### DIRECTIONS
Give every line from the entries that contains "Separate".
****
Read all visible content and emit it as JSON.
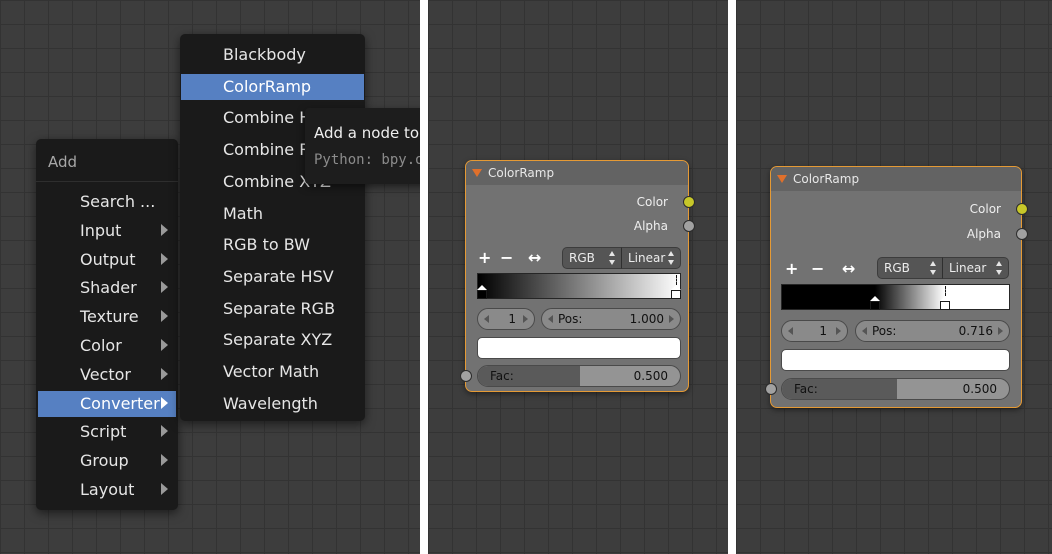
{
  "add_menu": {
    "title": "Add",
    "items": [
      {
        "label": "Search ...",
        "submenu": false,
        "active": false
      },
      {
        "label": "Input",
        "submenu": true,
        "active": false
      },
      {
        "label": "Output",
        "submenu": true,
        "active": false
      },
      {
        "label": "Shader",
        "submenu": true,
        "active": false
      },
      {
        "label": "Texture",
        "submenu": true,
        "active": false
      },
      {
        "label": "Color",
        "submenu": true,
        "active": false
      },
      {
        "label": "Vector",
        "submenu": true,
        "active": false
      },
      {
        "label": "Converter",
        "submenu": true,
        "active": true
      },
      {
        "label": "Script",
        "submenu": true,
        "active": false
      },
      {
        "label": "Group",
        "submenu": true,
        "active": false
      },
      {
        "label": "Layout",
        "submenu": true,
        "active": false
      }
    ]
  },
  "converter_menu": {
    "items": [
      {
        "label": "Blackbody",
        "active": false
      },
      {
        "label": "ColorRamp",
        "active": true
      },
      {
        "label": "Combine HSV",
        "active": false
      },
      {
        "label": "Combine RGB",
        "active": false
      },
      {
        "label": "Combine XYZ",
        "active": false
      },
      {
        "label": "Math",
        "active": false
      },
      {
        "label": "RGB to BW",
        "active": false
      },
      {
        "label": "Separate HSV",
        "active": false
      },
      {
        "label": "Separate RGB",
        "active": false
      },
      {
        "label": "Separate XYZ",
        "active": false
      },
      {
        "label": "Vector Math",
        "active": false
      },
      {
        "label": "Wavelength",
        "active": false
      }
    ]
  },
  "tooltip": {
    "line1": "Add a node to t",
    "line2": "Python: bpy.o"
  },
  "nodes": [
    {
      "title": "ColorRamp",
      "outputs": {
        "color": "Color",
        "alpha": "Alpha"
      },
      "tools": {
        "add": "+",
        "remove": "−",
        "flip": "↔"
      },
      "color_mode": "RGB",
      "interpolation": "Linear",
      "stops": [
        0.0,
        1.0
      ],
      "active_stop_pos": 1.0,
      "index": "1",
      "pos_label": "Pos:",
      "pos_value": "1.000",
      "fac_label": "Fac:",
      "fac_value": "0.500",
      "fac_fraction": 0.5
    },
    {
      "title": "ColorRamp",
      "outputs": {
        "color": "Color",
        "alpha": "Alpha"
      },
      "tools": {
        "add": "+",
        "remove": "−",
        "flip": "↔"
      },
      "color_mode": "RGB",
      "interpolation": "Linear",
      "stops": [
        0.41,
        0.716
      ],
      "active_stop_pos": 0.716,
      "index": "1",
      "pos_label": "Pos:",
      "pos_value": "0.716",
      "fac_label": "Fac:",
      "fac_value": "0.500",
      "fac_fraction": 0.5
    }
  ],
  "colors": {
    "menu_highlight": "#5680c2",
    "node_border": "#e59a35",
    "color_socket": "#c7c729",
    "alpha_socket": "#a1a1a1"
  }
}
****
### WRITTEN ANSWER
        "label": "Separate HSV",
        "label": "Separate RGB",
        "label": "Separate XYZ",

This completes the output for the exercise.